If Shelley were alive today, I suspect he would still be agitating, arguing passionately that the possibilities afforded by poetry as a means of communication are still in need of recognition, now more than ever. But I also think he would be reminding us of what poetry can achieve and warning poets against allowing themselves to be controlled by the instruments of an establishment whose best interests are served by reducing poetry to an innocent entertainment. W H Auden, perhaps the greatest political poet of the twentieth century, famously said that ‘poetry makes nothing happen’ (II.5). It was a deeply pessimistic view challenged, in a different context, by that other great voice of the century, Robert Graves, who said that ‘True poetry makes things happen’ (34). The truth probably lies somewhere between the two. Yes, poetry can and should “entertain and delight” – but it should also be fully aware of its own ability to challenge, question, and redress. If poetry needed defending from outside forces at the beginning of the nineteenth century, at the beginning of the twenty-first, it needs to be defended from those that lie within.

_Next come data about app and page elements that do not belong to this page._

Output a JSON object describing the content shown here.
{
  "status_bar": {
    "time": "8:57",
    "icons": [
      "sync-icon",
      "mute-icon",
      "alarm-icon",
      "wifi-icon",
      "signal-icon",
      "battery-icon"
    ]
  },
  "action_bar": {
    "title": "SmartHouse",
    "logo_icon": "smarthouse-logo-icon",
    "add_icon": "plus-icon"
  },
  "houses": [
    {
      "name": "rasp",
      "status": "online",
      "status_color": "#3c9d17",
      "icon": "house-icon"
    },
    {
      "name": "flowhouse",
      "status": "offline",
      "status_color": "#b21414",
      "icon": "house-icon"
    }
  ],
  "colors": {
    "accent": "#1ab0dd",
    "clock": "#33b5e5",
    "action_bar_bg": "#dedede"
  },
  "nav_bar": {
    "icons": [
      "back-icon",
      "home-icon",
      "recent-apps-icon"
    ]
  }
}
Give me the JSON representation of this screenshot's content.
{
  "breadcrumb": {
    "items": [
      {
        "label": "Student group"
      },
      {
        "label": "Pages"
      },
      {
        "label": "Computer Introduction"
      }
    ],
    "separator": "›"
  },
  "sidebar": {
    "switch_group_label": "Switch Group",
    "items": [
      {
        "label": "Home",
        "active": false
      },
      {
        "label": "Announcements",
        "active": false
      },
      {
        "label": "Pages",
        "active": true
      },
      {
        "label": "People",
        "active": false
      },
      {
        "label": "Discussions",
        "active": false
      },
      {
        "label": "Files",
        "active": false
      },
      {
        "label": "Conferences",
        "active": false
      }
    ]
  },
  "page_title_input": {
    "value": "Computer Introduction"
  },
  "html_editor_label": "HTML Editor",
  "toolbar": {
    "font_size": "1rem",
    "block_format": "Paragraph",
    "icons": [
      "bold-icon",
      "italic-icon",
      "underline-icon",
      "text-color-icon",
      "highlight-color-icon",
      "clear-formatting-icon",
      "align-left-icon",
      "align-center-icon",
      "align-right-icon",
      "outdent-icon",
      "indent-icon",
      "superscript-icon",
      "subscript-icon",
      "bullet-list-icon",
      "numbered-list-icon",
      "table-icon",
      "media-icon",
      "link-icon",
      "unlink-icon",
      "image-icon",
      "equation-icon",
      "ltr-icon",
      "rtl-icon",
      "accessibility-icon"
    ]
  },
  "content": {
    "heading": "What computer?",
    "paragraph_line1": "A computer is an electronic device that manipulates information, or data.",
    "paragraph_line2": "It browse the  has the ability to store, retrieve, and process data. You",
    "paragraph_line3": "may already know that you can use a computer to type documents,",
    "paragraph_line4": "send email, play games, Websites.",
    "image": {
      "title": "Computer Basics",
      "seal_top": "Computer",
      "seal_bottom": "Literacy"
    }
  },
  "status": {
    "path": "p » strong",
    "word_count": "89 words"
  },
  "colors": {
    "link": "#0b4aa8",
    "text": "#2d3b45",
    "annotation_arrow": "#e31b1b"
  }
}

Arnold, Matthew. ‘Shelley’, in Essays in Criticism: First and Second Series. J.M. Dent, 1964. Pp. 331-51.
Auden, W.H. ‘In Memory of W.B. Yeats’, in Collected Shorter Poems: 1927-1957. Faber, 1969.
Graves, Robert. ‘Science, Technology and Poetry’. New Scientist (2 December 1971) 34-5.
Shelley, Percy Bysshe. ‘A Defence of Poetry’, in The Major Works. Ed. by Zachary Leader and Michael O’Neill. Oxford University Press, 2003. Pp. 674-701.
Ian Parks is the author of eight collections of poems, one of which was a Poetry Book Society Choice. He is the only poet to have his work published in The Times Literary Supplement and The Morning Star on the same day. He was writer-in-residence at Gladstone’s Library in 2012 and Writing Fellow at De Montfort University from 2012 to 2014. He is the editor of Versions of the North: Contemporary Yorkshire Poetry and runs the Read to Write Project in Doncaster.